billion people live on less than $2 a day, which is the extreme poverty threshold
million people around the world suffer from hunger
million hours a day are spent collecting water by women and children
Over 75% of those emerging from poverty do so through individual initiatives (17% of these initiatives are in the area of agriculture and 60% in other areas).
– according to the “Moving out of poverty” report.
Access to modern energy services enables local income generation by promoting the emergence of new trades, improving productivity and freeing up time for economic activities.
The construction of an irrigation network for market gardens increases the quantities produced and thus farmers’ incomes. It also enables the population to become self-sufficient.
Electricity can power machines and refrigerators to store perishable meat products and fruit and facilitates their marketing.
Access to electricity will enable the use of machines for the processing of raw materials such as cassava or making soap and oil. These products can then be marketed and thus generate income.

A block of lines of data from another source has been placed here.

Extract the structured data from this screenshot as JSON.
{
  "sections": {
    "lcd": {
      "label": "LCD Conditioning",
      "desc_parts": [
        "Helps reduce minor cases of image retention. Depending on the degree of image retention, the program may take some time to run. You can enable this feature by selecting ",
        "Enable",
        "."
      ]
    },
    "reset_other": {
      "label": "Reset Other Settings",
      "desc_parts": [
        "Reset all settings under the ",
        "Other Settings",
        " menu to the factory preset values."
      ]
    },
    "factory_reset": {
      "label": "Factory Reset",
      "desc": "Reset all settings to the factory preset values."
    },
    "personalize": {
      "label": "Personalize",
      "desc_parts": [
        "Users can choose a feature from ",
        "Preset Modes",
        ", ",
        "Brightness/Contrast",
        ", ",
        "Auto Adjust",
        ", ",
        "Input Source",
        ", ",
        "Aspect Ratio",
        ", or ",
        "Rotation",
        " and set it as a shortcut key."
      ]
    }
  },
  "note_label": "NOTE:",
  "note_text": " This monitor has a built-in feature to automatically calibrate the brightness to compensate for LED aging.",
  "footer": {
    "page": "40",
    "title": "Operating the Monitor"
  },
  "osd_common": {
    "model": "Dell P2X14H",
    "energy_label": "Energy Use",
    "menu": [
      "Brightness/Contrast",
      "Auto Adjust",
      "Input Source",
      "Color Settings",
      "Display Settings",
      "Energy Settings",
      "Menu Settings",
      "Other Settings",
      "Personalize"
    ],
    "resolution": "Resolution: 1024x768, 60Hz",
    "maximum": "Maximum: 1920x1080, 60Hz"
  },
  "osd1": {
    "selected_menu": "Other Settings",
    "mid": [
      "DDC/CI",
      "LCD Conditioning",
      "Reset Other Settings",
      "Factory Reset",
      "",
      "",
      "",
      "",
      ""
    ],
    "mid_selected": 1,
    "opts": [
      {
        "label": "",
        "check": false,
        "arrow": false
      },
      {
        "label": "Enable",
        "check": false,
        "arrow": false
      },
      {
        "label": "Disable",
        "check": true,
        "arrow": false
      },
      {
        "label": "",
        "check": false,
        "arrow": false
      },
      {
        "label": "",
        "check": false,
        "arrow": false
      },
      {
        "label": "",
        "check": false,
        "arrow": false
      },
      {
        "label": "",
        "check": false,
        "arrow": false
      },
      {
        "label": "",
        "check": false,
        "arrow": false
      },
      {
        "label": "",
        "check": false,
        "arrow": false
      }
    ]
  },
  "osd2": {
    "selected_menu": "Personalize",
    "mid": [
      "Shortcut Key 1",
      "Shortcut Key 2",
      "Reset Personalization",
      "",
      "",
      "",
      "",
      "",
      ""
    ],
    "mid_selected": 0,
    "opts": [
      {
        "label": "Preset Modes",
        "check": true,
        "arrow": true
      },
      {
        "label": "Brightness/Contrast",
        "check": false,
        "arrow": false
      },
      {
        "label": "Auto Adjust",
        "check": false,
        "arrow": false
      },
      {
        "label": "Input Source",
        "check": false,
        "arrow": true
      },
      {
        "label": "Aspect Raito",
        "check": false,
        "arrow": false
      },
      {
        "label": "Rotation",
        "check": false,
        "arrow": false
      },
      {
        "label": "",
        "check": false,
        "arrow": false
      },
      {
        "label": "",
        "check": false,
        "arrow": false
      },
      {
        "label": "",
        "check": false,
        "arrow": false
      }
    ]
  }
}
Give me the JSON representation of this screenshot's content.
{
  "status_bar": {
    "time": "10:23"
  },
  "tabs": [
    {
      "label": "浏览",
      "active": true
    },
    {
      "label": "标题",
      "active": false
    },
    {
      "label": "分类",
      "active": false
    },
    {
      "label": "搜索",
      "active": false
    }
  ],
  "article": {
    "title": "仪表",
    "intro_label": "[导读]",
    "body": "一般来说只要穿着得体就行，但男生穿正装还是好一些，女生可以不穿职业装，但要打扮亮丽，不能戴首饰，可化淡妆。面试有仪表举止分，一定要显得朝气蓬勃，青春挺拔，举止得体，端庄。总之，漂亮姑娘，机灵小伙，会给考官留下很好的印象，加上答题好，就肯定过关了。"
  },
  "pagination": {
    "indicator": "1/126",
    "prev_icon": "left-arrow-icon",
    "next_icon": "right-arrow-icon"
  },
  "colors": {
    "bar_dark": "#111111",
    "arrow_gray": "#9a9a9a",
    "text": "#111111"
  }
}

The introduction of electricity also opens the door to new activities and contributes to the strengthening or emergence of craft activities, creating jobs and local resources.
With the light provided by electricity, a shop can be open for about two hours more per day. Nighttime shops can also be developed, just like evening markets.
Access to electricity enables a population currently focused on agriculture to develop new activities, such as sewing workshops or small electricity companies.
Access to water often requires long trips to the well and a robust manual pump. The electrification of wells or boreholes with solar energy reduces women’s labour and allows them to focus on other economic, educational or recreational activities. The installation of standpipes at several locations in the village provides convenient access to clean water.
In Madagascar, with a rate of access to electricity of only 4.8% in rural areas, 14 million rural people live without access to modern energy services. The Café Lumière project targets the forgotten rural populations of Madagascar with electrification strategies. The project involves the deployment of multi-service energy platforms, managed by a private operator, with the population and local authorities of several villages without electricity, enabling them to supply both collective infrastructures and market activities from renewable electricity.Voir le projet